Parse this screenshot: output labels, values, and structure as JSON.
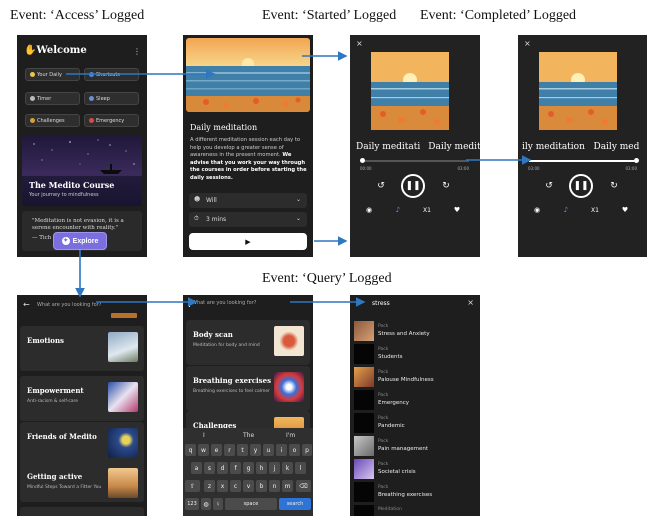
{
  "events": {
    "access": "Event: ‘Access’ Logged",
    "started": "Event: ‘Started’ Logged",
    "completed": "Event: ‘Completed’ Logged",
    "query": "Event: ‘Query’ Logged"
  },
  "home": {
    "title": "Welcome",
    "chips": [
      "Your Daily",
      "Shortcuts",
      "Timer",
      "Sleep",
      "Challenges",
      "Emergency"
    ],
    "course_title": "The Medito Course",
    "course_subtitle": "Your journey to mindfulness",
    "quote": "\"Meditation is not evasion, it is a serene encounter with reality.\"",
    "quote_author": "— Tich N... Laural",
    "explore_label": "Explore"
  },
  "daily": {
    "title": "Daily meditation",
    "desc_plain": "A different meditation session each day to help you develop a greater sense of awareness in the present moment. ",
    "desc_bold": "We advise that you work your way through the courses in order before starting the daily sessions.",
    "voice": "Will",
    "duration": "3 mins"
  },
  "player_started": {
    "title": "Daily meditati",
    "time_start": "00:00",
    "time_end": "03:00",
    "speed": "X1"
  },
  "player_completed": {
    "title": "ily meditation   Daily med",
    "time_start": "03:00",
    "time_end": "03:00",
    "speed": "X1"
  },
  "explore": {
    "placeholder": "What are you looking for?",
    "cards": [
      {
        "title": "Emotions",
        "sub": ""
      },
      {
        "title": "Empowerment",
        "sub": "Anti-racism & self-care"
      },
      {
        "title": "Friends of Medito",
        "sub": ""
      },
      {
        "title": "Getting active",
        "sub": "Mindful Steps Toward a Fitter You"
      }
    ]
  },
  "search_kb": {
    "placeholder": "What are you looking for?",
    "cards": [
      {
        "title": "Body scan",
        "sub": "Meditation for body and mind"
      },
      {
        "title": "Breathing exercises",
        "sub": "Breathing exercises to feel calmer"
      },
      {
        "title": "Challenges",
        "sub": "10 - day challenges to bring a"
      }
    ],
    "suggestions": [
      "I",
      "The",
      "I'm"
    ],
    "row1": [
      "q",
      "w",
      "e",
      "r",
      "t",
      "y",
      "u",
      "i",
      "o",
      "p"
    ],
    "row2": [
      "a",
      "s",
      "d",
      "f",
      "g",
      "h",
      "j",
      "k",
      "l"
    ],
    "row3": [
      "z",
      "x",
      "c",
      "v",
      "b",
      "n",
      "m"
    ],
    "num_key": "123",
    "space_key": "space",
    "search_key": "search"
  },
  "results": {
    "query": "stress",
    "pack_label": "Pack",
    "items": [
      "Stress and Anxiety",
      "Students",
      "Palouse Mindfulness",
      "Emergency",
      "Pandemic",
      "Pain management",
      "Societal crisis",
      "Breathing exercises",
      "Meditation"
    ]
  },
  "colors": {
    "accent": "#6b5fd6",
    "arrow": "#2f77c0",
    "dark_bg": "#1e1e1e"
  }
}
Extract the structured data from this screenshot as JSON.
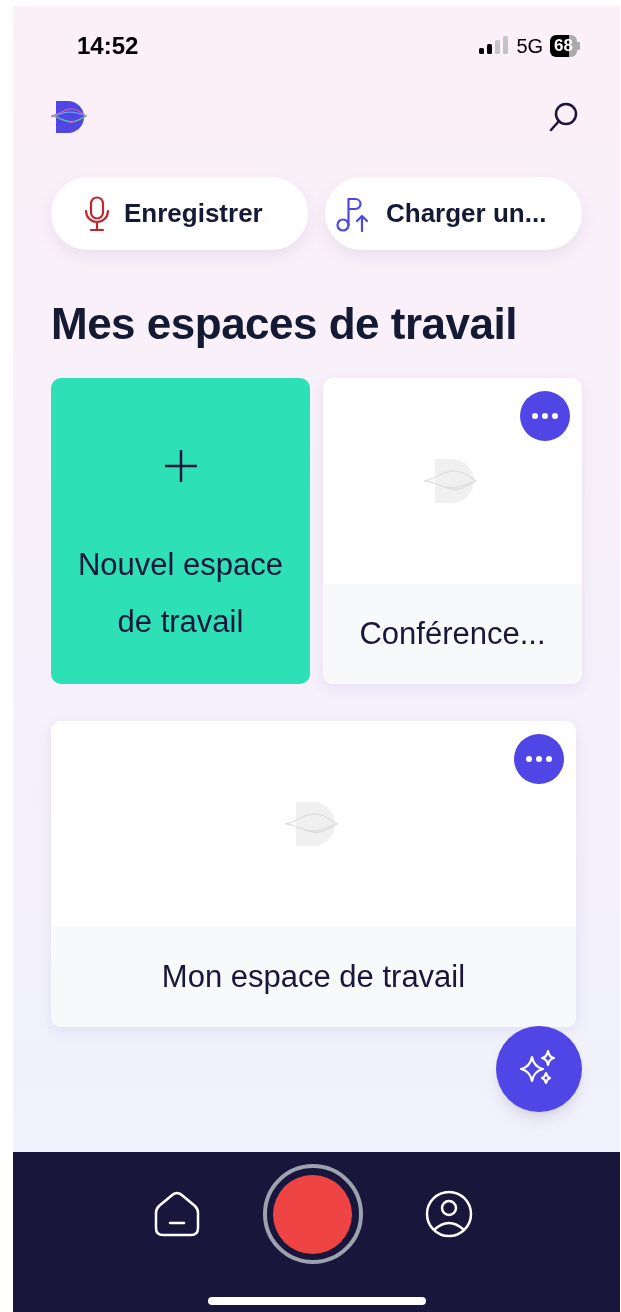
{
  "status_bar": {
    "time": "14:52",
    "network": "5G",
    "battery": "68"
  },
  "actions": [
    {
      "kind": "record",
      "label": "Enregistrer"
    },
    {
      "kind": "upload",
      "label": "Charger un..."
    }
  ],
  "title": "Mes espaces de travail",
  "workspaces": [
    {
      "kind": "new",
      "label": "Nouvel espace de travail"
    },
    {
      "kind": "workspace",
      "label": "Conférence..."
    },
    {
      "kind": "workspace",
      "label": "Mon espace de travail"
    }
  ],
  "nav": [
    {
      "kind": "home"
    },
    {
      "kind": "record"
    },
    {
      "kind": "profile"
    }
  ]
}
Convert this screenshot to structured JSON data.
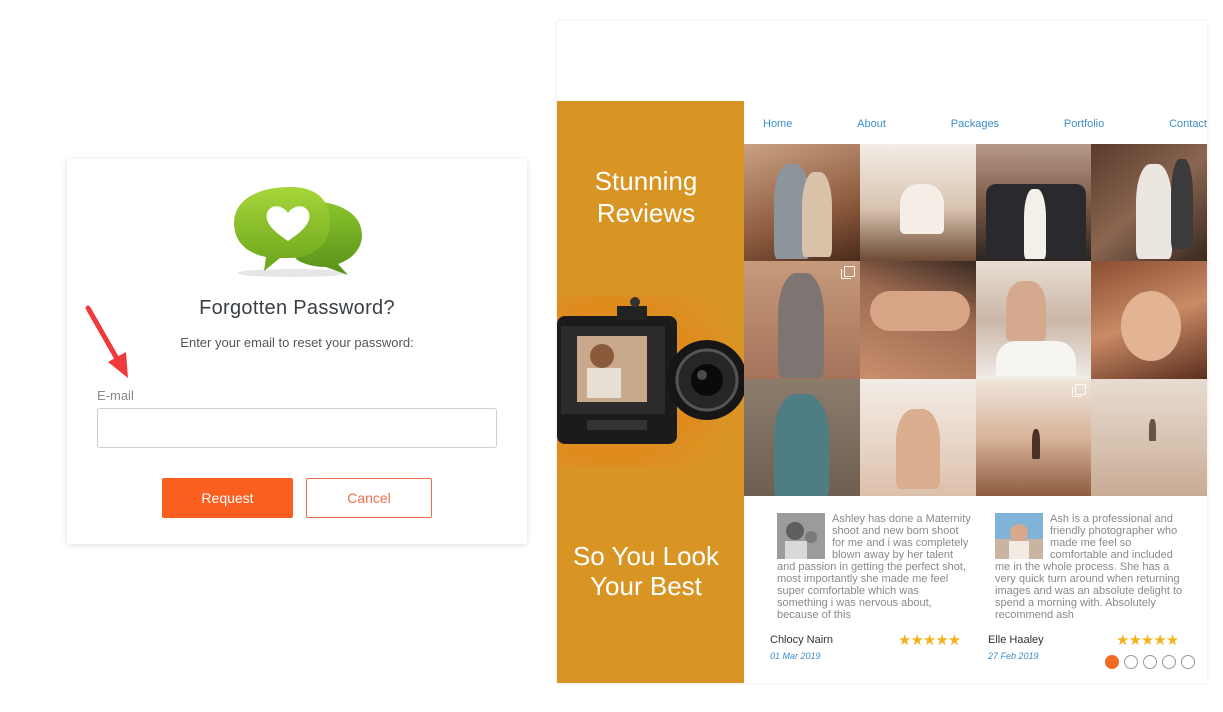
{
  "forgot_password": {
    "logo_icon": "chat-heart-icon",
    "title": "Forgotten Password?",
    "subtitle": "Enter your email to reset your password:",
    "email_label": "E-mail",
    "email_value": "",
    "request_label": "Request",
    "cancel_label": "Cancel",
    "accent_color": "#fb5f1f"
  },
  "site": {
    "side_heading_top": "Stunning Reviews",
    "side_heading_bottom": "So You Look Your Best",
    "side_color": "#d99523",
    "nav": [
      "Home",
      "About",
      "Packages",
      "Portfolio",
      "Contact"
    ],
    "reviews": [
      {
        "text": "Ashley has done a Maternity shoot and new born shoot for me and i was completely blown away by her talent and passion in getting the perfect shot, most importantly she made me feel super comfortable which was something i was nervous about, because of this",
        "name": "Chlocy Nairn",
        "date": "01 Mar 2019",
        "stars": "★★★★★"
      },
      {
        "text": "Ash is a professional and friendly photographer who made me feel so comfortable and included me in the whole process. She has a very quick turn around when returning images and was an absolute delight to spend a morning with. Absolutely recommend ash",
        "name": "Elle Haaley",
        "date": "27 Feb 2019",
        "stars": "★★★★★"
      }
    ],
    "carousel_pages": 5,
    "carousel_active": 1
  }
}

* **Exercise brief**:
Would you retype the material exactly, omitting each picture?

* **Task answer**:
Parse this screenshot: output labels, values, and structure as JSON.
{
  "events": {
    "access": "Event: ‘Access’ Logged",
    "started": "Event: ‘Started’ Logged",
    "completed": "Event: ‘Completed’ Logged",
    "query": "Event: ‘Query’ Logged"
  },
  "home": {
    "title": "Welcome",
    "chips": [
      "Your Daily",
      "Shortcuts",
      "Timer",
      "Sleep",
      "Challenges",
      "Emergency"
    ],
    "course_title": "The Medito Course",
    "course_subtitle": "Your journey to mindfulness",
    "quote": "\"Meditation is not evasion, it is a serene encounter with reality.\"",
    "quote_author": "— Tich N... Laural",
    "explore_label": "Explore"
  },
  "daily": {
    "title": "Daily meditation",
    "desc_plain": "A different meditation session each day to help you develop a greater sense of awareness in the present moment. ",
    "desc_bold": "We advise that you work your way through the courses in order before starting the daily sessions.",
    "voice": "Will",
    "duration": "3 mins"
  },
  "player_started": {
    "title": "Daily meditati",
    "time_start": "00:00",
    "time_end": "03:00",
    "speed": "X1"
  },
  "player_completed": {
    "title": "ily meditation   Daily med",
    "time_start": "03:00",
    "time_end": "03:00",
    "speed": "X1"
  },
  "explore": {
    "placeholder": "What are you looking for?",
    "cards": [
      {
        "title": "Emotions",
        "sub": ""
      },
      {
        "title": "Empowerment",
        "sub": "Anti-racism & self-care"
      },
      {
        "title": "Friends of Medito",
        "sub": ""
      },
      {
        "title": "Getting active",
        "sub": "Mindful Steps Toward a Fitter You"
      }
    ]
  },
  "search_kb": {
    "placeholder": "What are you looking for?",
    "cards": [
      {
        "title": "Body scan",
        "sub": "Meditation for body and mind"
      },
      {
        "title": "Breathing exercises",
        "sub": "Breathing exercises to feel calmer"
      },
      {
        "title": "Challenges",
        "sub": "10 - day challenges to bring a"
      }
    ],
    "suggestions": [
      "I",
      "The",
      "I'm"
    ],
    "row1": [
      "q",
      "w",
      "e",
      "r",
      "t",
      "y",
      "u",
      "i",
      "o",
      "p"
    ],
    "row2": [
      "a",
      "s",
      "d",
      "f",
      "g",
      "h",
      "j",
      "k",
      "l"
    ],
    "row3": [
      "z",
      "x",
      "c",
      "v",
      "b",
      "n",
      "m"
    ],
    "num_key": "123",
    "space_key": "space",
    "search_key": "search"
  },
  "results": {
    "query": "stress",
    "pack_label": "Pack",
    "items": [
      "Stress and Anxiety",
      "Students",
      "Palouse Mindfulness",
      "Emergency",
      "Pandemic",
      "Pain management",
      "Societal crisis",
      "Breathing exercises",
      "Meditation"
    ]
  },
  "colors": {
    "accent": "#6b5fd6",
    "arrow": "#2f77c0",
    "dark_bg": "#1e1e1e"
  }
}
Extract the structured data from this screenshot as JSON.
{
  "status_bar": {
    "time": "14:52",
    "network": "5G",
    "battery": "68"
  },
  "actions": [
    {
      "kind": "record",
      "label": "Enregistrer"
    },
    {
      "kind": "upload",
      "label": "Charger un..."
    }
  ],
  "title": "Mes espaces de travail",
  "workspaces": [
    {
      "kind": "new",
      "label": "Nouvel espace de travail"
    },
    {
      "kind": "workspace",
      "label": "Conférence..."
    },
    {
      "kind": "workspace",
      "label": "Mon espace de travail"
    }
  ],
  "nav": [
    {
      "kind": "home"
    },
    {
      "kind": "record"
    },
    {
      "kind": "profile"
    }
  ]
}
Convert this screenshot to structured JSON data.
{
  "forgot_password": {
    "logo_icon": "chat-heart-icon",
    "title": "Forgotten Password?",
    "subtitle": "Enter your email to reset your password:",
    "email_label": "E-mail",
    "email_value": "",
    "request_label": "Request",
    "cancel_label": "Cancel",
    "accent_color": "#fb5f1f"
  },
  "site": {
    "side_heading_top": "Stunning Reviews",
    "side_heading_bottom": "So You Look Your Best",
    "side_color": "#d99523",
    "nav": [
      "Home",
      "About",
      "Packages",
      "Portfolio",
      "Contact"
    ],
    "reviews": [
      {
        "text": "Ashley has done a Maternity shoot and new born shoot for me and i was completely blown away by her talent and passion in getting the perfect shot, most importantly she made me feel super comfortable which was something i was nervous about, because of this",
        "name": "Chlocy Nairn",
        "date": "01 Mar 2019",
        "stars": "★★★★★"
      },
      {
        "text": "Ash is a professional and friendly photographer who made me feel so comfortable and included me in the whole process. She has a very quick turn around when returning images and was an absolute delight to spend a morning with. Absolutely recommend ash",
        "name": "Elle Haaley",
        "date": "27 Feb 2019",
        "stars": "★★★★★"
      }
    ],
    "carousel_pages": 5,
    "carousel_active": 1
  }
}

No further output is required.